How prevalent are mom-and-pop banks?
I ask because banks really need to seem secure and stable and absolutely immune to the whims and wiles of day-to-day life. Large corporations are seen as all of those things, while smaller operations are generally regarded as being fly-by-night and, ultimately, transient. That seems like a pretty hard thing to overcome if you’re trying to establish a new bank in any economy.
So, does anyone record the number of single-branch banks?
Not sure how many there are, but $100,000/account deposit insurance from the Federal Deposit Insurance Corporation should alleviate the average person’s fear of their bank going under.
Banks invest in everything.
For ordinary commercial banking, they don’t “skim off the top” from their investors. Basically it works something like this:
Blalron takes $1000 and deposits it in a savings account at, say, Bank of NY. BNY is required by the Federal Reserve to keep a % of their deposits on hand (called a reserve ratio). So lets say the reserve ratio is %5. BNY can take your $1000 and loan out $950 of it to other people. They make money off the interest on those loans as well as fees they charge you for various services.

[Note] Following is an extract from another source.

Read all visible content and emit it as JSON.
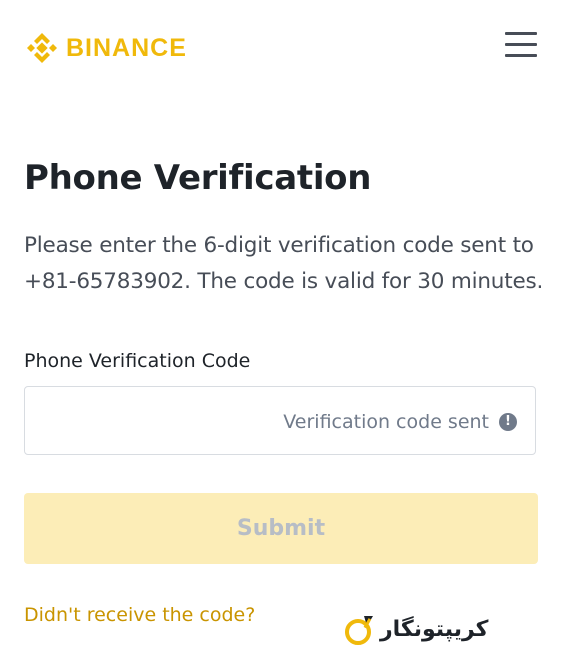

Investment banks deal with institutions. For example, Goldman Sachs or Merrill Lynch might put together a merger and acquisition deal between two companies or help a company go public with an IPO. For this service, they will keep a percentage of the money made on the deal. They also trade in various financial instruments - stocks, bonds, currency, derivatives, what have you. Much like a stockbroker, they collect a commission off of these transactions.

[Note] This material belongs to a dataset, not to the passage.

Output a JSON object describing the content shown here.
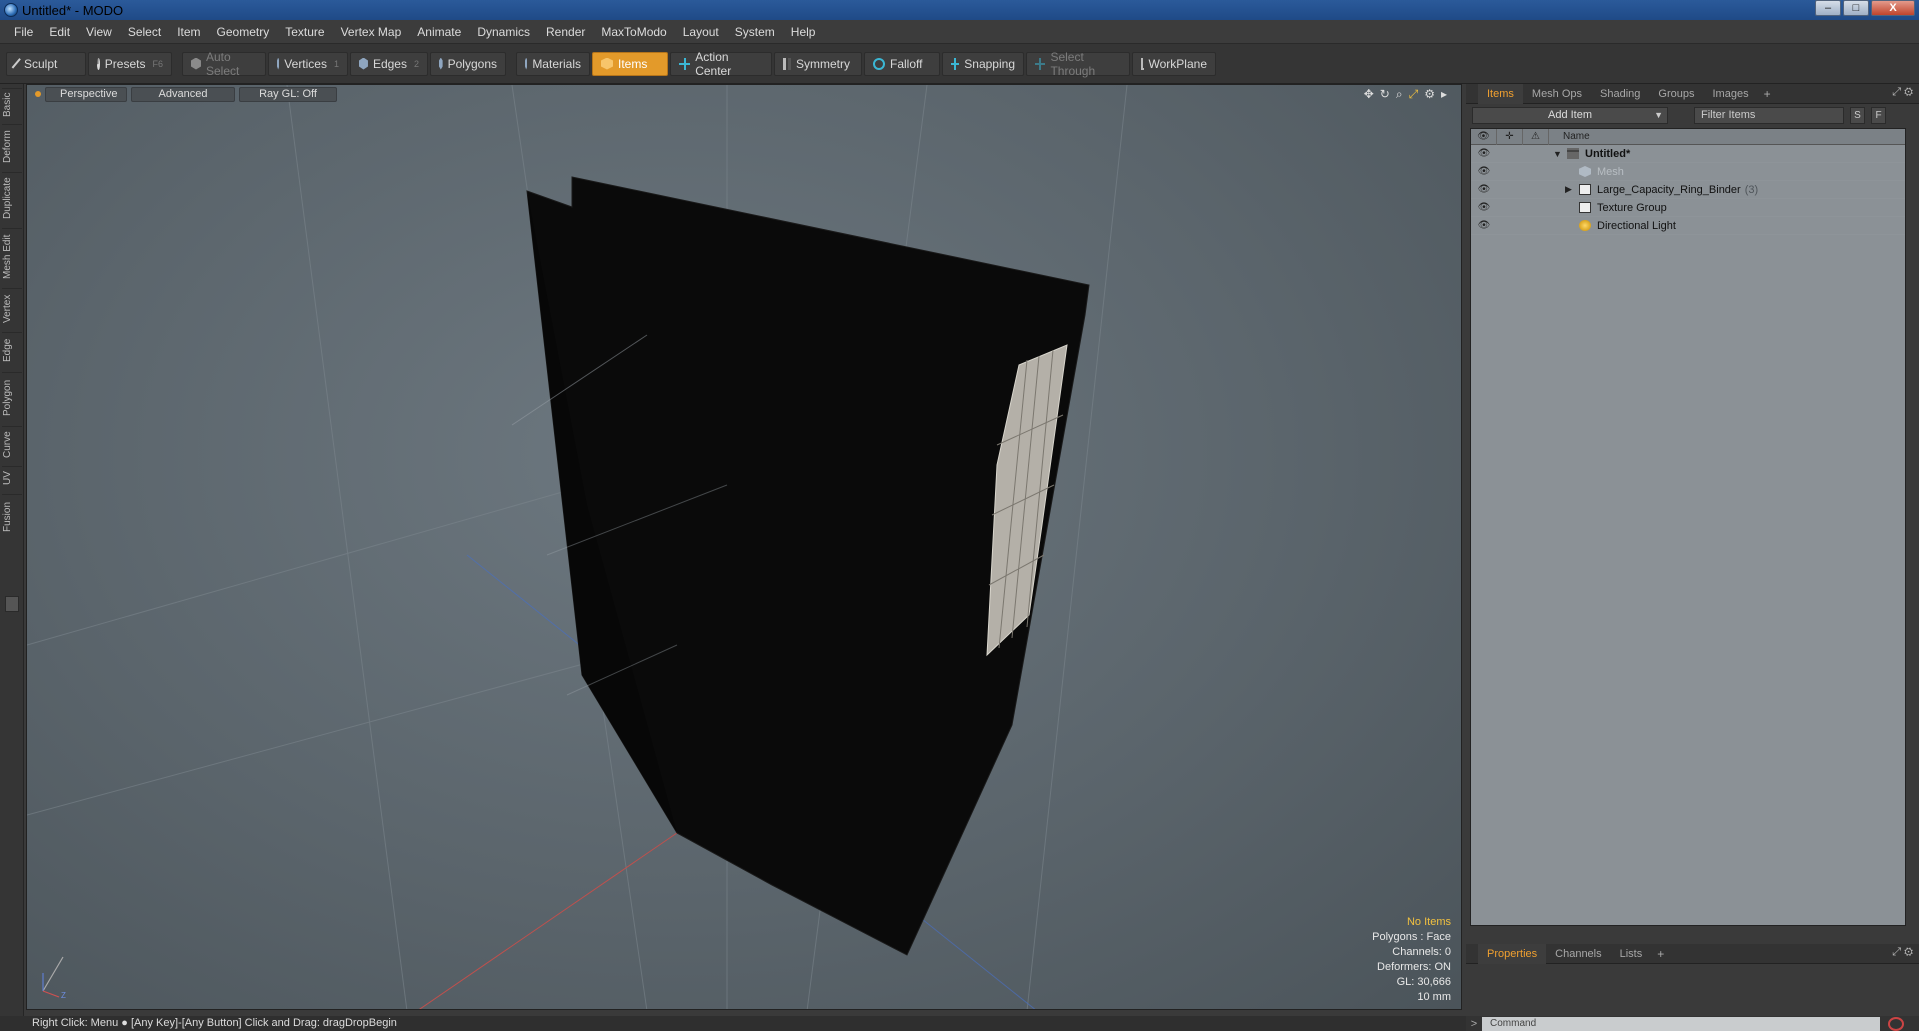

As for the actual %, that I don’t know.
Yep, including stocks, bonds, T-Bills, real estate, etc. - banks invest in everything an individual invests in and a few other things, too, like overnight funds.
All correct, but it’s really much more complicated. Let’s say the bank only had loan demand for $500 that day. That leaves them with $450 in “dead” funds. In order to get some return on that money the bank will likely invest it in “overnight funds”. This is a pool of money that is loaned overnight to other banks to balance their books. For instance, Bank “A” has $450 more in deposits than loan demand. Bank “B” took in $1000 in deposits (net $950 after the reserve requirement is met) but loaned out $1400. Bank “B” will borrow $450, at the prevailing bank-to-bank interest rate, in overnight funds. Bank “A” gets one day worth of interest on their $450. Bank “B” has to pay overnight interest, but that’s less than the loan spread so they still make money, and they balance their books. The next day the scenario repeats, but it may be Bank “B” contributing overnight funds and Bank “A” borrowing.
When the bank has significantly more funds on deposit than outstanding loans, and the imbalance is projected to remain that way, they will invest funds in longer term, higher yield investments.
It’s a very delicate, multi-trillion dollar, nationwide daily balancing act.